I started to think about all the different leathers in the world, where they come from, and all the different types. The use of animal hides by mankind has been in practice since around 400,000 years ago (that is so long ago!) It also speaks to the value and usability of leather, which is very popular today. For more details, check out the history of leather craft. I also wondered about where the leather comes from; I did a little research and learned a lot about global leather production. The volume is fascinating.
Top Leather Producing Countries
According to the Leather Council, the top leather producing countries in 2015 were:
China (5,962 million square feet)
Brazil (2,260 million square feet)
Russia (1,652 million square feet)
India (1,516 million square feet)
Italy 1,503 million square feet)
Korea 1,144 million square feet)
Argentina (804 million square feet)
USA (719 million square feet)
Mexico (642 million square feet)
Turkey (529 million square feet)

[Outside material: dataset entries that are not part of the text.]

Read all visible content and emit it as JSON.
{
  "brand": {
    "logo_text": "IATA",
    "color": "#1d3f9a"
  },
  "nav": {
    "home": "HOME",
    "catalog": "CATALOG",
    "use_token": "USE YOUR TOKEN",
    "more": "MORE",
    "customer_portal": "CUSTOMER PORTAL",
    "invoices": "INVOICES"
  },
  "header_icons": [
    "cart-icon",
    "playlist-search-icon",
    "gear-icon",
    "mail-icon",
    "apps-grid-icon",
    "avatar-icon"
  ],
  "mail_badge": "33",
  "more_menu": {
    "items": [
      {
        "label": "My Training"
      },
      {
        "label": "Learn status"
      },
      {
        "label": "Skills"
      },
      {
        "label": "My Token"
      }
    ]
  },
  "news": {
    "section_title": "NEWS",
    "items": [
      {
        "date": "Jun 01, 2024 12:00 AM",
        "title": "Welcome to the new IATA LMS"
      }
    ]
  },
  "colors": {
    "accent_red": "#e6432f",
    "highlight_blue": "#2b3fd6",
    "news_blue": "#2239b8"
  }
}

The top three producing countries make about 40% of the global leather supply. Tanning companies generally purchase leather from the meat, dairy, and wool industries (about 5%-10% of the overall value of an animal), then work to tan it to produce a specific type of leather. This specialization allows them to be competitive in the marketplace as they can focus on a type or few types of leather production, and related markets. 50%-60% of the overall cost of leather production for tanners rests in the raw hides and skins, with the rest on production costs. The tanners are also in an interesting position as they don’t always know the quality of the hides until they remove the hair or wool.
The hide quality can be influenced by the animals’ lifestyle, including health, climate, how they were cared for, how they were transported, and even how the hide was removed and preserved. There are so many variables that go into producing great leather.
Types of Leather Raw Hides
There are about as many types of leather raw hides as there are animals. Some animals where hides come from include:
- Cow (about 65% of all leather produced)
- Goat (about 11% of all leather produced)
- Pig (about 10% of all leather produced)
- Sheep (about 13% of all leather produced)
There are many other exotic types., it would be interesting to see/feel the different types of leathers. So, there we have a little bit of insight to global leather production, and my curiosity satiated about where some of the great leather comes from. Until, of course, I got excited to learn about the leather tanning process.
Do you have experience with an exotic leather or anything to add? Leave a comment below.